Records shown: Begin

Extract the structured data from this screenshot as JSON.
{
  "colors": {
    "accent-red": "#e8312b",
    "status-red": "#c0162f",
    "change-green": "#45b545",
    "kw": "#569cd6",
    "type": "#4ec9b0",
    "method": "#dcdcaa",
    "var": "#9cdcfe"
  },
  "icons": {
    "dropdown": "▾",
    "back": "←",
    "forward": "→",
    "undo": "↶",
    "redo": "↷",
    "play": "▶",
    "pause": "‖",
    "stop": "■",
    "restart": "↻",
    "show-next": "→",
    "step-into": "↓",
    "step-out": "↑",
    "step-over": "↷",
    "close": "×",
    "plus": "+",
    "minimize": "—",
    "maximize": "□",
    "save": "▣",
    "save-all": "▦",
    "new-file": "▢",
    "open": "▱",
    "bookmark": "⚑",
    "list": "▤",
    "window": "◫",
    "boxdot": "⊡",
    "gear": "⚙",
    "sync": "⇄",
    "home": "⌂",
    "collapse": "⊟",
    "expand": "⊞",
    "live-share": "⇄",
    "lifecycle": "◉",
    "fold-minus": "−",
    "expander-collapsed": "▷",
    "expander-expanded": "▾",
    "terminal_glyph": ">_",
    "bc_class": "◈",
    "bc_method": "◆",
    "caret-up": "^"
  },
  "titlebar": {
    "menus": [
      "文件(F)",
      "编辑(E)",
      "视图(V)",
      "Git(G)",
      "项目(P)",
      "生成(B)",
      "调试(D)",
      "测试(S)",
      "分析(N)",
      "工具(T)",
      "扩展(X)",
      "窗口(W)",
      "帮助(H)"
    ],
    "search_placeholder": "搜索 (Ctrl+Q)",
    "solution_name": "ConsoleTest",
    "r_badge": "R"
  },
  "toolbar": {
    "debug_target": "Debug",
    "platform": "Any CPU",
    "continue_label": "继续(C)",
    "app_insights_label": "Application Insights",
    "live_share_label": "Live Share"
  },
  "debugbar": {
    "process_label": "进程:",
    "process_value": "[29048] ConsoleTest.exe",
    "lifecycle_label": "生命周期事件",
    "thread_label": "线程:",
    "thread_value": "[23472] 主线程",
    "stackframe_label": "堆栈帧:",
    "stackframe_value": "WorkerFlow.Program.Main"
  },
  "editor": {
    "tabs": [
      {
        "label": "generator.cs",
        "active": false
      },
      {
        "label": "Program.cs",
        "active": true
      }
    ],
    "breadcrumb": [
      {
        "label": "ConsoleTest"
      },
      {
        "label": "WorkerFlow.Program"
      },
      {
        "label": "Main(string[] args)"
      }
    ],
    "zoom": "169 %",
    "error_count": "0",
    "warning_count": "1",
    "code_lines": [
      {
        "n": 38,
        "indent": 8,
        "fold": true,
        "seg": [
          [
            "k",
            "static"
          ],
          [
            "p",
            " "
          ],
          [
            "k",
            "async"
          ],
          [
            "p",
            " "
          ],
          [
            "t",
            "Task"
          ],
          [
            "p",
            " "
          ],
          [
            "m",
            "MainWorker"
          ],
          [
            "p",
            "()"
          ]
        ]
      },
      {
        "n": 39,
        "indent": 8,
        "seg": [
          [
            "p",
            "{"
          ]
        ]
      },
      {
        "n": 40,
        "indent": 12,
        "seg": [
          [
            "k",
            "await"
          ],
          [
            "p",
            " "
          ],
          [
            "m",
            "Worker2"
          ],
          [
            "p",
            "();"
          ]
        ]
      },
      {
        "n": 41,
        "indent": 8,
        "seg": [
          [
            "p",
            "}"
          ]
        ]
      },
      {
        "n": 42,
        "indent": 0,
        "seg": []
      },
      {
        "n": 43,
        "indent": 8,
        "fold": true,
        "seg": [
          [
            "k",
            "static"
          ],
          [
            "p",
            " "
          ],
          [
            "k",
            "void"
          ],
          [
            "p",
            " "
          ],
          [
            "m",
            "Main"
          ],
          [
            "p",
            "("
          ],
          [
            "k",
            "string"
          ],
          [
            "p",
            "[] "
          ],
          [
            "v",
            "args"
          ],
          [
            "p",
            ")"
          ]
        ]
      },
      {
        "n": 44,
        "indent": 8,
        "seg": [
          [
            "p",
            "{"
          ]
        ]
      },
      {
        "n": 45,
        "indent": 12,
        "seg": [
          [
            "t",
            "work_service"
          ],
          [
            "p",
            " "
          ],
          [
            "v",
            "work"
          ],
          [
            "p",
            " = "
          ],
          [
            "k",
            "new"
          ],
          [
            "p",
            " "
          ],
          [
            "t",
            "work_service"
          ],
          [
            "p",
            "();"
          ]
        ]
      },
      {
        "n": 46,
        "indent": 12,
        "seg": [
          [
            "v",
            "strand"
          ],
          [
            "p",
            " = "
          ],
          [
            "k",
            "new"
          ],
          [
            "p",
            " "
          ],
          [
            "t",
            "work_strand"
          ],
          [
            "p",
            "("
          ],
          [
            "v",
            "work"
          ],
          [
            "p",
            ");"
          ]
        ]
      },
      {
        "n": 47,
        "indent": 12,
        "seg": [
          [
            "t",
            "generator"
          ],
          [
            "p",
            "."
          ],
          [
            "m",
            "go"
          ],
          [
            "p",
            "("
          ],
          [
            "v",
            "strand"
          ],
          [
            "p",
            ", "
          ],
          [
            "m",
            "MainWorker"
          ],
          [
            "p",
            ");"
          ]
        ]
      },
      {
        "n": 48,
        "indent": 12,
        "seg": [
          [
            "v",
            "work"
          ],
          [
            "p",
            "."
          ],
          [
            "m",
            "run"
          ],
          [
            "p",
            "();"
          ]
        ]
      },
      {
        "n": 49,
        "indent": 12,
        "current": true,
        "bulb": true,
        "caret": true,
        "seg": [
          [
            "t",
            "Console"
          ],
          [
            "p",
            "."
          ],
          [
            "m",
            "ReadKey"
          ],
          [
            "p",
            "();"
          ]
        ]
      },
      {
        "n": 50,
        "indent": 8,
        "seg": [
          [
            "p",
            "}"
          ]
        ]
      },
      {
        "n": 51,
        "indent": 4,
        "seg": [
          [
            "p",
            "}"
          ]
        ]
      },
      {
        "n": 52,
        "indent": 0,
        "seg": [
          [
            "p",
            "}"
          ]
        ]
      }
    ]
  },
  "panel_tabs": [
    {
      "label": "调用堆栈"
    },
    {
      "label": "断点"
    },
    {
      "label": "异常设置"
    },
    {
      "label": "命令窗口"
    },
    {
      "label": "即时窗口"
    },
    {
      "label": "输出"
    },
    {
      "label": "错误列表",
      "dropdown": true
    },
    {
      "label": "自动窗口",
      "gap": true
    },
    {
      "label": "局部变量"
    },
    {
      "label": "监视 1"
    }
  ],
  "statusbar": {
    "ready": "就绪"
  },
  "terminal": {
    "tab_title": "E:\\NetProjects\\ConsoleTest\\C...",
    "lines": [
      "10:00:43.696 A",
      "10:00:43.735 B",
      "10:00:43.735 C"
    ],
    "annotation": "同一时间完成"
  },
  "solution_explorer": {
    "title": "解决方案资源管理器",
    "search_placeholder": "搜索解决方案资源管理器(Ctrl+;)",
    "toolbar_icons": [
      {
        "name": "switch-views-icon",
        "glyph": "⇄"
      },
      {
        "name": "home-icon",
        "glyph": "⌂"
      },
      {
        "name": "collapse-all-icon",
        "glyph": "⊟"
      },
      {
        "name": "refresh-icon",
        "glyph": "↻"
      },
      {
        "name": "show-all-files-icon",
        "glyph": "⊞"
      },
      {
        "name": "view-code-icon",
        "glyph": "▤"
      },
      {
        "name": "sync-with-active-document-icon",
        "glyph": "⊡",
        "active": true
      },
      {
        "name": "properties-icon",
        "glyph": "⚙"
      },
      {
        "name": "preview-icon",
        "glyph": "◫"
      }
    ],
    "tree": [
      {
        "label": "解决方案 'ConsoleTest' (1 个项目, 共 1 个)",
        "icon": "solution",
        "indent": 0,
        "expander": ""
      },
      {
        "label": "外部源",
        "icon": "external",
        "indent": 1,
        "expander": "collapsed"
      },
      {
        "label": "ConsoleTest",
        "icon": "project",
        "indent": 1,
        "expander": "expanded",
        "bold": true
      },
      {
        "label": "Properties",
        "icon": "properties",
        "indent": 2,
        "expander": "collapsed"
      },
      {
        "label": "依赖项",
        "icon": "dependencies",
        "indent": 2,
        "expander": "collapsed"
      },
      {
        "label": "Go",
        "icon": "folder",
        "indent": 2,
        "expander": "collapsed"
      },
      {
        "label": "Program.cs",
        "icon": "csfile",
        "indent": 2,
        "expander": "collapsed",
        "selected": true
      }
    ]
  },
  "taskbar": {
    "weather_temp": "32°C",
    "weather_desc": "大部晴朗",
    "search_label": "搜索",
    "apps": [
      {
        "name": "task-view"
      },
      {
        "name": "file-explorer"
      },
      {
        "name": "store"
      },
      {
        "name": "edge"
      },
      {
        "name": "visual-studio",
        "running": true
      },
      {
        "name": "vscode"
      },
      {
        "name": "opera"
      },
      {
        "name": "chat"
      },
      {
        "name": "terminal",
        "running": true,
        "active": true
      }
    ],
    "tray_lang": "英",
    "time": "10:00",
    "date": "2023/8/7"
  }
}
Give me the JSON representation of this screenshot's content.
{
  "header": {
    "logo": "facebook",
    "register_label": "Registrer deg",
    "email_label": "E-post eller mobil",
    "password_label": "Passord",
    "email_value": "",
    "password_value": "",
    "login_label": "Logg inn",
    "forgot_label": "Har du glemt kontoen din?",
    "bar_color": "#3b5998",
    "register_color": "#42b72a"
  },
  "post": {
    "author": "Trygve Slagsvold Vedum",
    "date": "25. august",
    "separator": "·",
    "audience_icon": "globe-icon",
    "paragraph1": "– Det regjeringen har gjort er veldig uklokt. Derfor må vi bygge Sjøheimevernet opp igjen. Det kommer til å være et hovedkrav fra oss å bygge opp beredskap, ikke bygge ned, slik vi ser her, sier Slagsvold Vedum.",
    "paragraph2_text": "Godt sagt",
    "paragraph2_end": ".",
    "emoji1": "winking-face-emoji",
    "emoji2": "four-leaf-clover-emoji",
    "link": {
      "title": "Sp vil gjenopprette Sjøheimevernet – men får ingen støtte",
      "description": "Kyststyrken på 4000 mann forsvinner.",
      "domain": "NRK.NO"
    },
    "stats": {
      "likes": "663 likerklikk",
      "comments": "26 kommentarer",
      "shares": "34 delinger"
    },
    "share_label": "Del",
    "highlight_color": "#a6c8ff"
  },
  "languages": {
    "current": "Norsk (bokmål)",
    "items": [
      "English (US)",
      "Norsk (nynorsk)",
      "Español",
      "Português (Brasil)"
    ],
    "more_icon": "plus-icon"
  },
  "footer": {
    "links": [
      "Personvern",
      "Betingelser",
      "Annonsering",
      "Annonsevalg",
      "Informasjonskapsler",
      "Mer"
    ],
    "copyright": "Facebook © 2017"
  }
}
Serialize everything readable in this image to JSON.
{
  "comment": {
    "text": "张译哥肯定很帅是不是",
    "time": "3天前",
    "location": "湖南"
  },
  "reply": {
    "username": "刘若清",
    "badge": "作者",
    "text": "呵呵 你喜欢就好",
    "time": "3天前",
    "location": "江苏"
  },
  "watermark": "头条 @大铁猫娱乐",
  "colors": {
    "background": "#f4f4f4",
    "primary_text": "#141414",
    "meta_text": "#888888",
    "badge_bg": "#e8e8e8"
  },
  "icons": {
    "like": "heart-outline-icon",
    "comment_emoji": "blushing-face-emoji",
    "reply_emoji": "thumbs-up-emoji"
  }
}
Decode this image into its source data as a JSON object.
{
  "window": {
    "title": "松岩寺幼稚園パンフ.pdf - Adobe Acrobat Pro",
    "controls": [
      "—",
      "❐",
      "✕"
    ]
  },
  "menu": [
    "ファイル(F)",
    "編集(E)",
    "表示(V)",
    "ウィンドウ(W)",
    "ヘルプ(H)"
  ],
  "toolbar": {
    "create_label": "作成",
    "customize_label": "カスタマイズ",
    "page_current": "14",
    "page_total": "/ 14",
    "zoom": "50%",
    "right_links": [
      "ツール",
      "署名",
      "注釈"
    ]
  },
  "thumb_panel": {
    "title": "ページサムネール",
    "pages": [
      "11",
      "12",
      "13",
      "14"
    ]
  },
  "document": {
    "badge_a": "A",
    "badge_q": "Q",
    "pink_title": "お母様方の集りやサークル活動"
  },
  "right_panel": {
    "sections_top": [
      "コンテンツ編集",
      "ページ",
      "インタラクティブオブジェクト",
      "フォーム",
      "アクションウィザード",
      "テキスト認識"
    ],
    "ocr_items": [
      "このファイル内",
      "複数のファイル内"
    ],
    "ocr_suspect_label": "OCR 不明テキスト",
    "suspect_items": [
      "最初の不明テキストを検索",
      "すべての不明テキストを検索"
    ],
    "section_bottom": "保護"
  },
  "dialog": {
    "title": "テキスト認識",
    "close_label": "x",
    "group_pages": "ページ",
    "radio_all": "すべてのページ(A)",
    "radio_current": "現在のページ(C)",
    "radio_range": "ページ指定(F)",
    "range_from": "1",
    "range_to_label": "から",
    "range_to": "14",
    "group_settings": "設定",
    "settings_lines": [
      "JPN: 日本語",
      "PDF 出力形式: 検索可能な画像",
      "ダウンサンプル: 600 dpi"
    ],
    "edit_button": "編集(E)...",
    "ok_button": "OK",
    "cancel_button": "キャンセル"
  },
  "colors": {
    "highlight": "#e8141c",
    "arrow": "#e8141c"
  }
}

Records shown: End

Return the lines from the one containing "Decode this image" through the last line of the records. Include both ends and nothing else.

Decode this image into its source data as a JSON object.
{
  "window": {
    "title": "松岩寺幼稚園パンフ.pdf - Adobe Acrobat Pro",
    "controls": [
      "—",
      "❐",
      "✕"
    ]
  },
  "menu": [
    "ファイル(F)",
    "編集(E)",
    "表示(V)",
    "ウィンドウ(W)",
    "ヘルプ(H)"
  ],
  "toolbar": {
    "create_label": "作成",
    "customize_label": "カスタマイズ",
    "page_current": "14",
    "page_total": "/ 14",
    "zoom": "50%",
    "right_links": [
      "ツール",
      "署名",
      "注釈"
    ]
  },
  "thumb_panel": {
    "title": "ページサムネール",
    "pages": [
      "11",
      "12",
      "13",
      "14"
    ]
  },
  "document": {
    "badge_a": "A",
    "badge_q": "Q",
    "pink_title": "お母様方の集りやサークル活動"
  },
  "right_panel": {
    "sections_top": [
      "コンテンツ編集",
      "ページ",
      "インタラクティブオブジェクト",
      "フォーム",
      "アクションウィザード",
      "テキスト認識"
    ],
    "ocr_items": [
      "このファイル内",
      "複数のファイル内"
    ],
    "ocr_suspect_label": "OCR 不明テキスト",
    "suspect_items": [
      "最初の不明テキストを検索",
      "すべての不明テキストを検索"
    ],
    "section_bottom": "保護"
  },
  "dialog": {
    "title": "テキスト認識",
    "close_label": "x",
    "group_pages": "ページ",
    "radio_all": "すべてのページ(A)",
    "radio_current": "現在のページ(C)",
    "radio_range": "ページ指定(F)",
    "range_from": "1",
    "range_to_label": "から",
    "range_to": "14",
    "group_settings": "設定",
    "settings_lines": [
      "JPN: 日本語",
      "PDF 出力形式: 検索可能な画像",
      "ダウンサンプル: 600 dpi"
    ],
    "edit_button": "編集(E)...",
    "ok_button": "OK",
    "cancel_button": "キャンセル"
  },
  "colors": {
    "highlight": "#e8141c",
    "arrow": "#e8141c"
  }
}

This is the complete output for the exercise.